[SUPPLIED MATERIAL]

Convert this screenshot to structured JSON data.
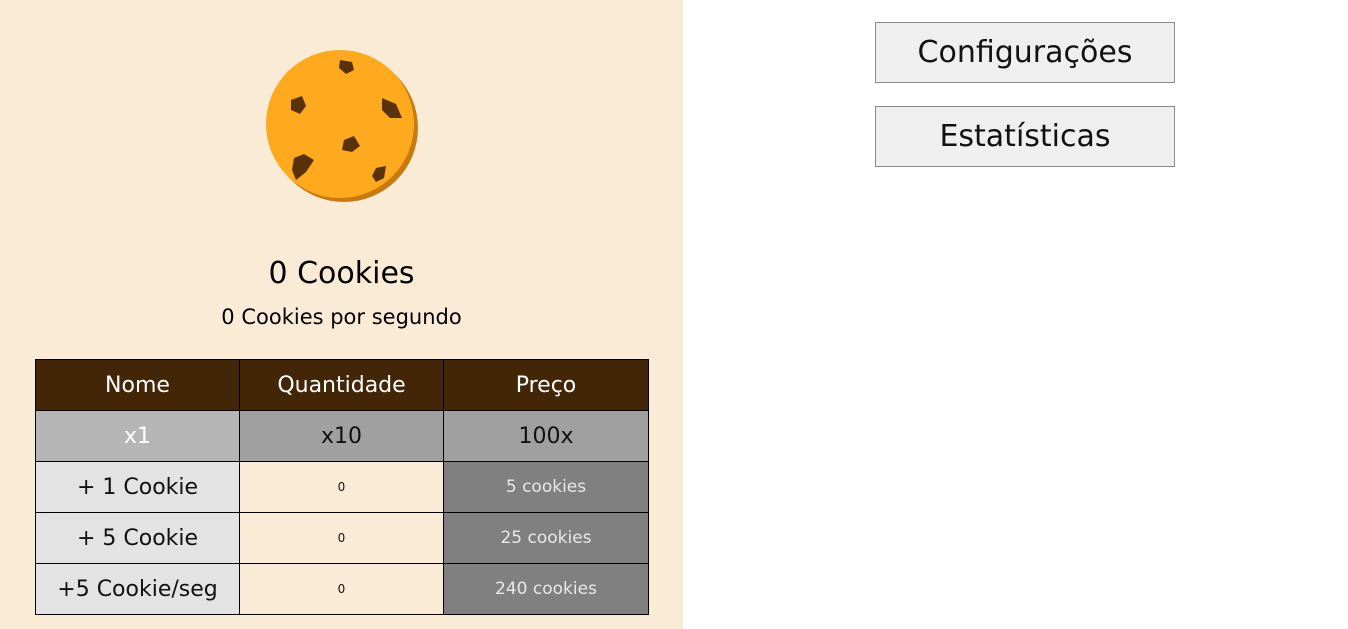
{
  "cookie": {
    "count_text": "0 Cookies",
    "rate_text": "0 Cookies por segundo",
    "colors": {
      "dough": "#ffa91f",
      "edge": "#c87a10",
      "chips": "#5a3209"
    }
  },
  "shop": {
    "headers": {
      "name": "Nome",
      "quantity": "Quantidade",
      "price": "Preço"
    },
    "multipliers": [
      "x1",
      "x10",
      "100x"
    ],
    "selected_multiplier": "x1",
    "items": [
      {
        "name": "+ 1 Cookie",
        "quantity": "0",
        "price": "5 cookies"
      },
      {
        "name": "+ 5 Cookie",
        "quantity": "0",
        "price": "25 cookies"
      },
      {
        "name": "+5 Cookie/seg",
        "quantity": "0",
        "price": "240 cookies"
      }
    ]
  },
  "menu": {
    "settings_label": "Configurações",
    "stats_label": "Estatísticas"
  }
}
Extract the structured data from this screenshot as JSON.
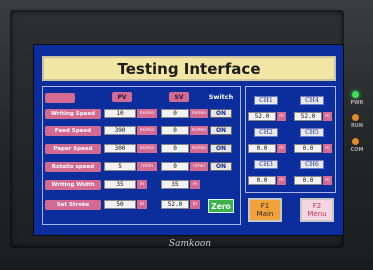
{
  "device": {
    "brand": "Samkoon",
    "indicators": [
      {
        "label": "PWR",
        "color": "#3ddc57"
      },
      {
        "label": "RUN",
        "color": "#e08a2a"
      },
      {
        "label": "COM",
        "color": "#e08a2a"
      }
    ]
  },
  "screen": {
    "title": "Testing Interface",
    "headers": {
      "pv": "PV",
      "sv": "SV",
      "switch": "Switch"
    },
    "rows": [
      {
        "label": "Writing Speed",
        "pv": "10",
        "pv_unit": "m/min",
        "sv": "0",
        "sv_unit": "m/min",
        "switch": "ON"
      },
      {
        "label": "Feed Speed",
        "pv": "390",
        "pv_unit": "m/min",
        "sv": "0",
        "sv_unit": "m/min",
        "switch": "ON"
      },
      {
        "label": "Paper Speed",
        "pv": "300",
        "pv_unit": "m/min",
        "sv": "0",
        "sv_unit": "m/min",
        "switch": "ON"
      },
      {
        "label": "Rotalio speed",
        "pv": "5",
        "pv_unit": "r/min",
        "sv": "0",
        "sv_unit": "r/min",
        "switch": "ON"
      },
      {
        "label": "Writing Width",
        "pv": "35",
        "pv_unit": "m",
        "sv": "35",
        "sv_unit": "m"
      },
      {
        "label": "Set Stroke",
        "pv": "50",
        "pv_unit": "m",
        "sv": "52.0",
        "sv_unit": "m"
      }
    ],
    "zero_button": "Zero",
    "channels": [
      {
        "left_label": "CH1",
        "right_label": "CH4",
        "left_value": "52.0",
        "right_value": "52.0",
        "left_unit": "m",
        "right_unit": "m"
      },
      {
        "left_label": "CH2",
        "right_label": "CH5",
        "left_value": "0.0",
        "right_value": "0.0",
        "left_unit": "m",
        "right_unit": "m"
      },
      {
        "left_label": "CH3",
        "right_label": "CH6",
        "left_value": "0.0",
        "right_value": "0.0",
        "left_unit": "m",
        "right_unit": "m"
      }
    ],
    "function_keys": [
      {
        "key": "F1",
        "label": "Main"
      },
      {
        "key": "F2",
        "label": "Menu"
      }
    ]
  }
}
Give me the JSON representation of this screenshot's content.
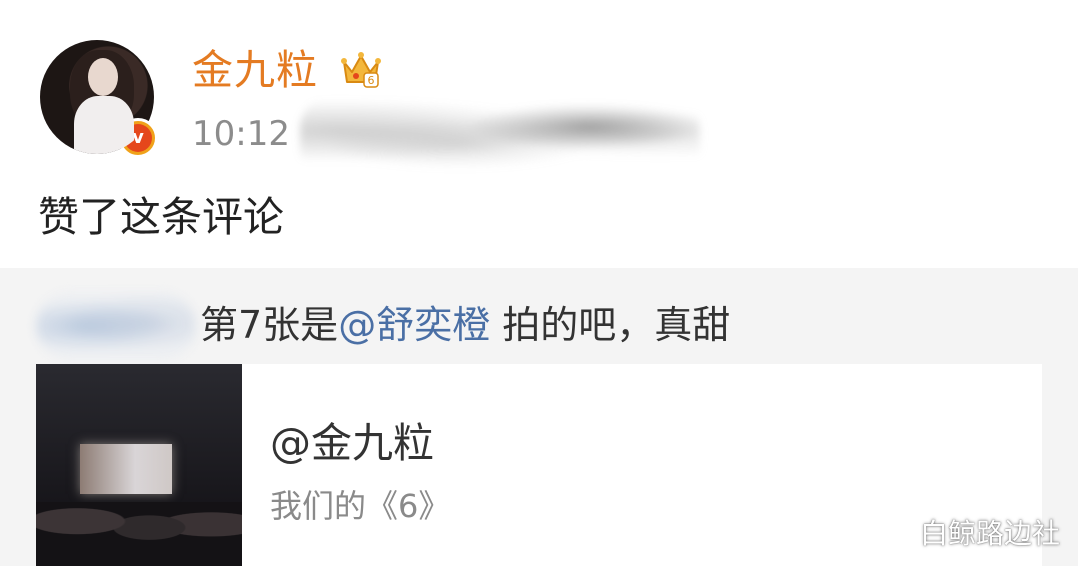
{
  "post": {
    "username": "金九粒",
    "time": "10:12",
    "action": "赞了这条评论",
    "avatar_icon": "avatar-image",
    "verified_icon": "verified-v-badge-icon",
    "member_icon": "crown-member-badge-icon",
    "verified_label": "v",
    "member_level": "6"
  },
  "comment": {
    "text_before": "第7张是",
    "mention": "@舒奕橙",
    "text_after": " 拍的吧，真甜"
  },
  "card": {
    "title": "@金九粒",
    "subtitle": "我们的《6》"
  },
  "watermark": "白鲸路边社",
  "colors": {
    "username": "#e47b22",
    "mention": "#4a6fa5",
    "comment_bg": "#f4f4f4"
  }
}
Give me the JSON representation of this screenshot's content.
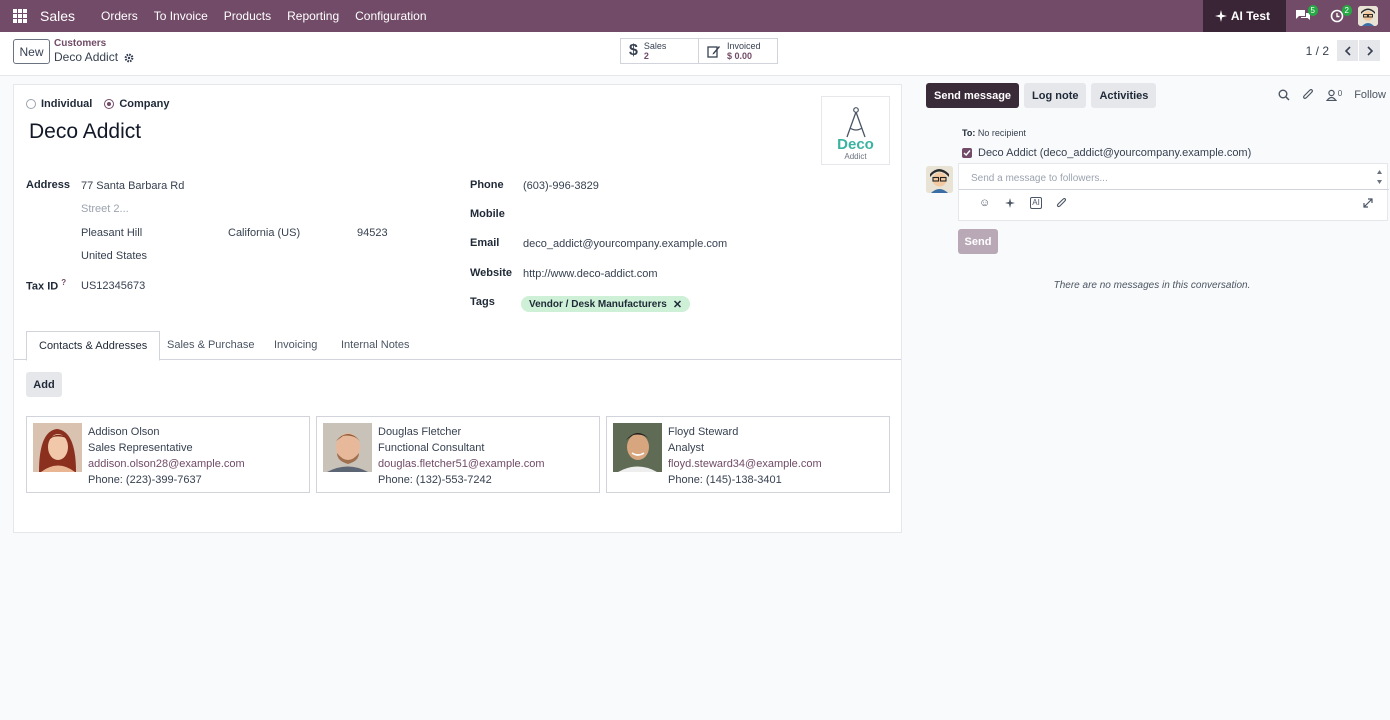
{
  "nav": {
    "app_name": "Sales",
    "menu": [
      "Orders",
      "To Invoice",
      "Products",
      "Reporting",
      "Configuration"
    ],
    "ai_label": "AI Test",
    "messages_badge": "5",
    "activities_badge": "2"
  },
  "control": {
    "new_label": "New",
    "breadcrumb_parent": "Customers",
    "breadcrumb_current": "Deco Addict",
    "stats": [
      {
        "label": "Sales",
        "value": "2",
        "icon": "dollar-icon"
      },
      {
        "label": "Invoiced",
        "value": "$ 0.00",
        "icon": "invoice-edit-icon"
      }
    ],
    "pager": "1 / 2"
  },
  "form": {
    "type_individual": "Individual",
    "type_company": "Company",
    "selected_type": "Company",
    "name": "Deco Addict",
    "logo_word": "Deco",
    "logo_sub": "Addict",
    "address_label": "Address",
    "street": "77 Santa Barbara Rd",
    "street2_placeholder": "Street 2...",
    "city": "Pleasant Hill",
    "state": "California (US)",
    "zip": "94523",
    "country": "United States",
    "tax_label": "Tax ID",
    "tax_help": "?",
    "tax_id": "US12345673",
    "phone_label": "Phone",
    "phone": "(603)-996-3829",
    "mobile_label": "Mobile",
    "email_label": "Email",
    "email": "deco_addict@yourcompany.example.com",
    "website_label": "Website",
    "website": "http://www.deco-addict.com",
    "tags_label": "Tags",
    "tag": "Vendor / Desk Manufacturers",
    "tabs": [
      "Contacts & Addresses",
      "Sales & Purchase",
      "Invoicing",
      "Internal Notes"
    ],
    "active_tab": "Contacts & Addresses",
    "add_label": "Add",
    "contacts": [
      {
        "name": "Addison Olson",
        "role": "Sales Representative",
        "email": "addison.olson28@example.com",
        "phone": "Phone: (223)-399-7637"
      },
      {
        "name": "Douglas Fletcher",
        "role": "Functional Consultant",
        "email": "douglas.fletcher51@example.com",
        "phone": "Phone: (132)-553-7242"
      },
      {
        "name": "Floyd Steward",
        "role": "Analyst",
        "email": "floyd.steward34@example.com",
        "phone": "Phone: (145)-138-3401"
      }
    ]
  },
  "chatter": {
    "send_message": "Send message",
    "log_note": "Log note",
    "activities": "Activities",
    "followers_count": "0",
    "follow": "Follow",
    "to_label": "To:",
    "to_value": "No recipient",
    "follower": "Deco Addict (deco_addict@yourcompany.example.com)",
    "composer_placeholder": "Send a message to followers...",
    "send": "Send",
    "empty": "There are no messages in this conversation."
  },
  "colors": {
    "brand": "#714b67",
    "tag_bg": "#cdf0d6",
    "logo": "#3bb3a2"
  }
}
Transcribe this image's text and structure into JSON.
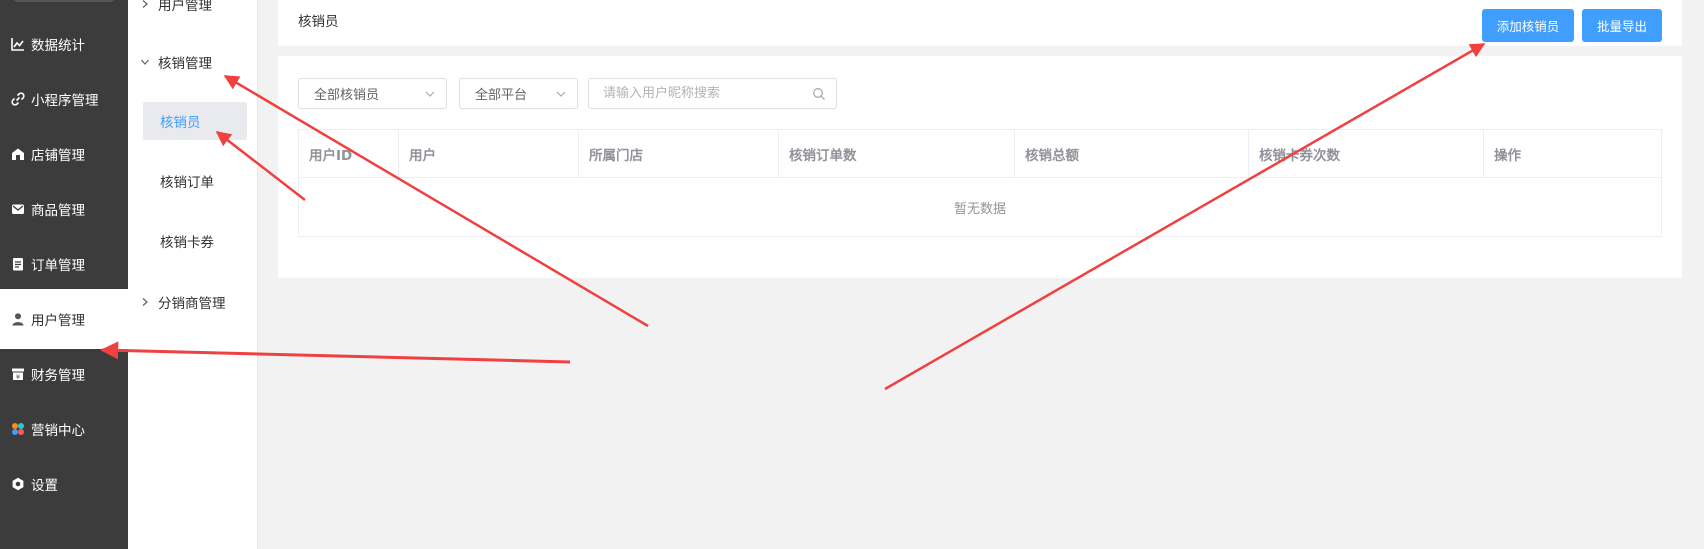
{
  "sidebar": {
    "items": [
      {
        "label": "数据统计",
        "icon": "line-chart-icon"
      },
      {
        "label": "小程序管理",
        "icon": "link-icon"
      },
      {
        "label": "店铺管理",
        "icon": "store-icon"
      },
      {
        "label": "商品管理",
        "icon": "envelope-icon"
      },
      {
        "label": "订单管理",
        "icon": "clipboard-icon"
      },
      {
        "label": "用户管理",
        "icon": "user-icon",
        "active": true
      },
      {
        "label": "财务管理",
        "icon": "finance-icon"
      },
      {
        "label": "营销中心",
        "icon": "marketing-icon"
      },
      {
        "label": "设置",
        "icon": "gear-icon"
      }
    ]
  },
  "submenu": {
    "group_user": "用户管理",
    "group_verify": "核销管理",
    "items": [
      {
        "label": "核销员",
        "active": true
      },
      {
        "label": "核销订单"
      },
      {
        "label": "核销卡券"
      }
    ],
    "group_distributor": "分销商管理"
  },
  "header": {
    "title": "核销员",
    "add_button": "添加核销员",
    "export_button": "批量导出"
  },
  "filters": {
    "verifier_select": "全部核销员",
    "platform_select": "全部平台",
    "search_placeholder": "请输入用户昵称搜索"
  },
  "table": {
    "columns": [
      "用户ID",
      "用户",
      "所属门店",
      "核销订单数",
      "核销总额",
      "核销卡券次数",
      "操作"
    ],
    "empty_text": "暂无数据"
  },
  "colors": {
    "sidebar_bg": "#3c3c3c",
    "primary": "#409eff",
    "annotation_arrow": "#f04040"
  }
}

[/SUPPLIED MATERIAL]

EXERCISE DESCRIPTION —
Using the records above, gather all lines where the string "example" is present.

RESULT OF THE EXERCISE —
    "email": "deco_addict@yourcompany.example.com",
        "email": "addison.olson28@example.com",
        "email": "douglas.fletcher51@example.com",
        "email": "floyd.steward34@example.com",
    "follower": "Deco Addict (deco_addict@yourcompany.example.com)",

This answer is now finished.